**AVAILABLE DATA:**
<<<<
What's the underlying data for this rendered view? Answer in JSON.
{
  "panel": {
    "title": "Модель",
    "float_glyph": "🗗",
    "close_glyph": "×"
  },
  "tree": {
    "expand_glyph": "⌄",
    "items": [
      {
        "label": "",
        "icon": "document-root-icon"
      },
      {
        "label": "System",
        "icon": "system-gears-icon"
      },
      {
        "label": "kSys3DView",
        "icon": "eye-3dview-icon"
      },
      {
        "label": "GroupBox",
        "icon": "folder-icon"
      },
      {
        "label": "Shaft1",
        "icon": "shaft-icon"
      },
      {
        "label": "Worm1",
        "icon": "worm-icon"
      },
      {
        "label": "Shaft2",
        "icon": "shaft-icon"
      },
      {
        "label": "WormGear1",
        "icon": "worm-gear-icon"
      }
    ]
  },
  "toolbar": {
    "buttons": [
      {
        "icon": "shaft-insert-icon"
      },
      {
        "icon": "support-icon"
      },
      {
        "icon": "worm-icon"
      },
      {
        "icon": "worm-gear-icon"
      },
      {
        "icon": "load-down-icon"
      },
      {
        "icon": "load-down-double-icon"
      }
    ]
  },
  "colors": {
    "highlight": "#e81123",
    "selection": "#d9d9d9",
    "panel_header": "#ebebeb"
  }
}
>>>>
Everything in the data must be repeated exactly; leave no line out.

What's the underlying data for this rendered view? Answer in JSON.
{
  "panel": {
    "title": "Модель",
    "float_glyph": "🗗",
    "close_glyph": "×"
  },
  "tree": {
    "expand_glyph": "⌄",
    "items": [
      {
        "label": "",
        "icon": "document-root-icon"
      },
      {
        "label": "System",
        "icon": "system-gears-icon"
      },
      {
        "label": "kSys3DView",
        "icon": "eye-3dview-icon"
      },
      {
        "label": "GroupBox",
        "icon": "folder-icon"
      },
      {
        "label": "Shaft1",
        "icon": "shaft-icon"
      },
      {
        "label": "Worm1",
        "icon": "worm-icon"
      },
      {
        "label": "Shaft2",
        "icon": "shaft-icon"
      },
      {
        "label": "WormGear1",
        "icon": "worm-gear-icon"
      }
    ]
  },
  "toolbar": {
    "buttons": [
      {
        "icon": "shaft-insert-icon"
      },
      {
        "icon": "support-icon"
      },
      {
        "icon": "worm-icon"
      },
      {
        "icon": "worm-gear-icon"
      },
      {
        "icon": "load-down-icon"
      },
      {
        "icon": "load-down-double-icon"
      }
    ]
  },
  "colors": {
    "highlight": "#e81123",
    "selection": "#d9d9d9",
    "panel_header": "#ebebeb"
  }
}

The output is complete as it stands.